Work required: Your answer must be the full listing below, repeated exactly.

- - -

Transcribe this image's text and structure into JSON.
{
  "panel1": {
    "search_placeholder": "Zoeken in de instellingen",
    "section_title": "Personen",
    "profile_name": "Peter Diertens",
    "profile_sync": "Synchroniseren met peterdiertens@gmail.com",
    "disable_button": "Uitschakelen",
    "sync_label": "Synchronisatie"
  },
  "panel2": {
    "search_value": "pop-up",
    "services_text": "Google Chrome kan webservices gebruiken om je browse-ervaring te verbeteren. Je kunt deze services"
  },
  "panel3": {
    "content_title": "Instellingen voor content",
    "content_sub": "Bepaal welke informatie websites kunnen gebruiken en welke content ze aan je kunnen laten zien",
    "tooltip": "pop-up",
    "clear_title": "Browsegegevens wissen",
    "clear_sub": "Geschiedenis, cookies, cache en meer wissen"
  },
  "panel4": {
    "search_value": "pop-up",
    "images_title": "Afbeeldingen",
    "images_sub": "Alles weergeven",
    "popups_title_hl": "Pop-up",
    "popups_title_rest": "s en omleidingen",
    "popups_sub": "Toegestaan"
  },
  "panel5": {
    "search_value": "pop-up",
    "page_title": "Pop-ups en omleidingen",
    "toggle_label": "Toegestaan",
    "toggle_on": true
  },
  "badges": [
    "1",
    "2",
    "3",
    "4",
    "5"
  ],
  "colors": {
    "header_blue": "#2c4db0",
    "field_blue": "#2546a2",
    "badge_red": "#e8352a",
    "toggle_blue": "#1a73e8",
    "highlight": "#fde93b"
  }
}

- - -

Task output:
Transcribe this image's text and structure into JSON.
{
  "panel1": {
    "search_placeholder": "Zoeken in de instellingen",
    "section_title": "Personen",
    "profile_name": "Peter Diertens",
    "profile_sync": "Synchroniseren met peterdiertens@gmail.com",
    "disable_button": "Uitschakelen",
    "sync_label": "Synchronisatie"
  },
  "panel2": {
    "search_value": "pop-up",
    "services_text": "Google Chrome kan webservices gebruiken om je browse-ervaring te verbeteren. Je kunt deze services"
  },
  "panel3": {
    "content_title": "Instellingen voor content",
    "content_sub": "Bepaal welke informatie websites kunnen gebruiken en welke content ze aan je kunnen laten zien",
    "tooltip": "pop-up",
    "clear_title": "Browsegegevens wissen",
    "clear_sub": "Geschiedenis, cookies, cache en meer wissen"
  },
  "panel4": {
    "search_value": "pop-up",
    "images_title": "Afbeeldingen",
    "images_sub": "Alles weergeven",
    "popups_title_hl": "Pop-up",
    "popups_title_rest": "s en omleidingen",
    "popups_sub": "Toegestaan"
  },
  "panel5": {
    "search_value": "pop-up",
    "page_title": "Pop-ups en omleidingen",
    "toggle_label": "Toegestaan",
    "toggle_on": true
  },
  "badges": [
    "1",
    "2",
    "3",
    "4",
    "5"
  ],
  "colors": {
    "header_blue": "#2c4db0",
    "field_blue": "#2546a2",
    "badge_red": "#e8352a",
    "toggle_blue": "#1a73e8",
    "highlight": "#fde93b"
  }
}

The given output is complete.